$\displaystyle x^2+y^2=29^2$ or $\displaystyle x^2+y^2=841$
How do you determine that $\displaystyle x=20$ and $\displaystyle y=21$ ?
guess and check man, fortunately you only gotta check the things less than the square root of 841. I honestly do not know a better way to do it.
You could probably limit some of the possibilities by considering residues mod 10. Like to get a 1 for the ones place you know you are going to need something that will be 0+1, or 2+9, or 3+8 or 4+7 or 5+6, then figure out which integers squared give you those things and check those. Like I think nothing squared gives a ones digit of 2, 3, 7, or 8. So I think the only possible ways of ending in a 1 would be a 0+1 or a 5+6. So you need to look at the things ending in 0 and 1 (like $\displaystyle 10^2 + 11^2 or 20^2 + 21^2$) or things when squared end in 5 and 6 (like $\displaystyle 5^2=25, 15^2=225, 25^2=625$, and then $\displaystyle 4^2=16, 14^2=196, 24^2=576, etc$)
but honestly I think it would be quicker to just get out a calculator and start cranking them out, especially because we were lucky that it ended in 1.
Well then I suggest you do my suggestion above and consider reduction mod 10 is probably the easiest. Also it may be of use to you to know that every Pythagorean Triple is generated as follows.
Let $\displaystyle m,n\in \mathbb{N}$ with $\displaystyle m<n$.

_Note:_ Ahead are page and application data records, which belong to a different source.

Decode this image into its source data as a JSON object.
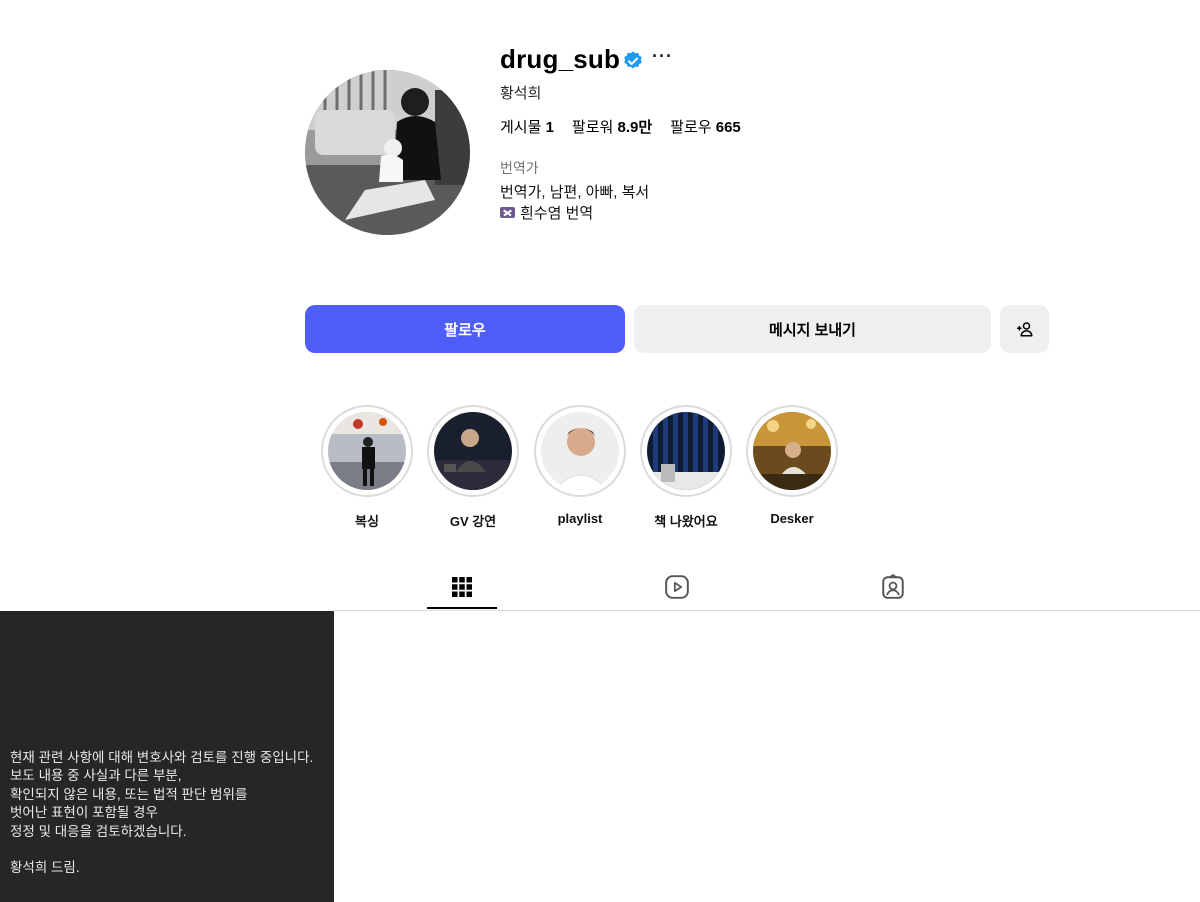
{
  "profile": {
    "username": "drug_sub",
    "more_label": "···",
    "full_name": "황석희",
    "stats": {
      "posts_label": "게시물",
      "posts_value": "1",
      "followers_label": "팔로워",
      "followers_value": "8.9만",
      "following_label": "팔로우",
      "following_value": "665"
    },
    "category": "번역가",
    "bio_line1": "번역가, 남편, 아빠, 복서",
    "bio_line2": "흰수염 번역"
  },
  "actions": {
    "follow_label": "팔로우",
    "message_label": "메시지 보내기",
    "add_user_icon": "add-user-icon"
  },
  "highlights": [
    {
      "label": "복싱"
    },
    {
      "label": "GV 강연"
    },
    {
      "label": "playlist"
    },
    {
      "label": "책 나왔어요"
    },
    {
      "label": "Desker"
    }
  ],
  "tabs": [
    {
      "icon": "grid-icon",
      "active": true
    },
    {
      "icon": "reels-icon",
      "active": false
    },
    {
      "icon": "tagged-icon",
      "active": false
    }
  ],
  "notice": {
    "text": "현재 관련 사항에 대해 변호사와 검토를 진행 중입니다.\n보도 내용 중 사실과 다른 부분,\n확인되지 않은 내용, 또는 법적 판단 범위를\n벗어난 표현이 포함될 경우\n정정 및 대응을 검토하겠습니다.\n\n황석희 드림."
  },
  "colors": {
    "accent": "#4f5ef7",
    "verified": "#1d9bf0",
    "notice_bg": "#262626"
  }
}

Then $\displaystyle (m^2-n^2,2mn,m^2+n^2)$ is a Pythagorean Triple. Of course this method takes a while and yields lots of non primitive ones. I suggest memorizing the squares of integers up to 20 or 25 before the exam, it could save you a lot of time. Take your c^2 and subtract some squares from it and see if you recognize it as a perfect square, that is how I did it when you sent me the question the first time.

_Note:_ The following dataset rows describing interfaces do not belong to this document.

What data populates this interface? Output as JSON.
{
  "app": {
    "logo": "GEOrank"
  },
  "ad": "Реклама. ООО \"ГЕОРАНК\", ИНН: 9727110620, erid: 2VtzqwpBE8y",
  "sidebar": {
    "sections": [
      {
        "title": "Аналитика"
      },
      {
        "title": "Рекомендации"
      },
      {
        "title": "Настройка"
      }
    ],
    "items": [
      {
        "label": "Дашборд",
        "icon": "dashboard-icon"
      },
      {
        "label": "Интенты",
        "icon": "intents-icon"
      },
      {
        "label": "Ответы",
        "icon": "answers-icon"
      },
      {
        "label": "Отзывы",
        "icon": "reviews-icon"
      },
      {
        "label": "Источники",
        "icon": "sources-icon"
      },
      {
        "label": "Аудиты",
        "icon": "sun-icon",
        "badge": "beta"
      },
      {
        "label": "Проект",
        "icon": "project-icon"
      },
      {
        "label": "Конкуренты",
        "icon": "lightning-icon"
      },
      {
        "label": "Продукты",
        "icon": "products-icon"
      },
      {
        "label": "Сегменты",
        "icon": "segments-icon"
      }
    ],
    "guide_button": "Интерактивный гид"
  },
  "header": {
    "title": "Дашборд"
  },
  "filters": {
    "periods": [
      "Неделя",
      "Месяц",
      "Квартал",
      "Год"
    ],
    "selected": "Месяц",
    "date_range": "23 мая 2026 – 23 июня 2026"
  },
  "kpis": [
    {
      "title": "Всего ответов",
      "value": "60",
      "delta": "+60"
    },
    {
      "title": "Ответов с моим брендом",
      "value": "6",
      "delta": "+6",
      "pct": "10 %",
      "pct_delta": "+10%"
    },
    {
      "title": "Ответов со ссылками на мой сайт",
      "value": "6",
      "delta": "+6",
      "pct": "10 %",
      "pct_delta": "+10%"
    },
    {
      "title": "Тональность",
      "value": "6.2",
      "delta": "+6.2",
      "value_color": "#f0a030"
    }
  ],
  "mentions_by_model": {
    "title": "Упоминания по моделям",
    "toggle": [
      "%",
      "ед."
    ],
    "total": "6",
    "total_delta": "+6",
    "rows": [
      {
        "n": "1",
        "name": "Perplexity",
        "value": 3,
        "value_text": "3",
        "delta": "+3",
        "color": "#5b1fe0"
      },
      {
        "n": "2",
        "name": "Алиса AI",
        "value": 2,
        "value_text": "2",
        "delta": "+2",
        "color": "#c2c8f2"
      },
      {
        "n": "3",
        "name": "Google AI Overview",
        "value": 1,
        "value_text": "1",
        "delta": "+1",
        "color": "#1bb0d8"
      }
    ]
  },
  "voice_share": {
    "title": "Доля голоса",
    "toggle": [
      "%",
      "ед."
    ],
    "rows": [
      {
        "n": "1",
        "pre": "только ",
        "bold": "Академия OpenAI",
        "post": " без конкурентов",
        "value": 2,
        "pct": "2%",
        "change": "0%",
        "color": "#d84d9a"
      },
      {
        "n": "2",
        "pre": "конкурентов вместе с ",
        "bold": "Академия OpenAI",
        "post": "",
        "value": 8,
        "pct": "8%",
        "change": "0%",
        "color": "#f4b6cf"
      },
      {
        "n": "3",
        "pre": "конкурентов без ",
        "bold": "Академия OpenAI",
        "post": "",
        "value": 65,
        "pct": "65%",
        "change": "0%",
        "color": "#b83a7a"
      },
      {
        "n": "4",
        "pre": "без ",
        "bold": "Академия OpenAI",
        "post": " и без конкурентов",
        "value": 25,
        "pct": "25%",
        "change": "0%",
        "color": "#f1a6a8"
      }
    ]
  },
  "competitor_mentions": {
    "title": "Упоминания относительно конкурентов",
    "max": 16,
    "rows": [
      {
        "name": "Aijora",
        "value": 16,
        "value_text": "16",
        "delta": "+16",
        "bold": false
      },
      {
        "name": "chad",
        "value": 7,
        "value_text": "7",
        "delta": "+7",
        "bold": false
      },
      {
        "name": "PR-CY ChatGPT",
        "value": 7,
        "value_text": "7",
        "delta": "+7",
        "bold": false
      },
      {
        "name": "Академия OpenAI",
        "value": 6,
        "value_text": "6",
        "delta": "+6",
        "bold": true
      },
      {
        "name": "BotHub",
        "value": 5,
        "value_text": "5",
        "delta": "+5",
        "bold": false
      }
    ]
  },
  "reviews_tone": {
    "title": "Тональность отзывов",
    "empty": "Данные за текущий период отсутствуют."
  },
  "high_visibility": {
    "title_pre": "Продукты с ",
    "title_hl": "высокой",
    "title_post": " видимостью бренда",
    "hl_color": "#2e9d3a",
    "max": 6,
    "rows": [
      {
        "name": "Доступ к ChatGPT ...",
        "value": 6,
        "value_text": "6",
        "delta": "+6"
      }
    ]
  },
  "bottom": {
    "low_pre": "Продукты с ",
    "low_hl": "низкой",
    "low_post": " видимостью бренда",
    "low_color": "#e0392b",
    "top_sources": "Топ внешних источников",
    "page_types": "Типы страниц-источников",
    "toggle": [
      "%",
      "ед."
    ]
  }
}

Sorry to repeat a post, I accidentally put this on your other thread about pythag. triples when I meant to put it here, but really it fits in both places I guess.
You can begin by expressing $\displaystyle 29$ as a sum of two squares, ie. $\displaystyle 29=5^2+2^2$.
Next use the identity $\displaystyle (a^2+b^2)(c^2+d^2)=(ac\pm bd)^2+(ad\mp bc)^2$. You get $\displaystyle 29^2=(5^2+2^2)(5^2+2^2)=(5\cdot5-2\cdot 2)^2+(5\cdot 2 + 5\cdot 2)^2 = 21^2+20^2 $.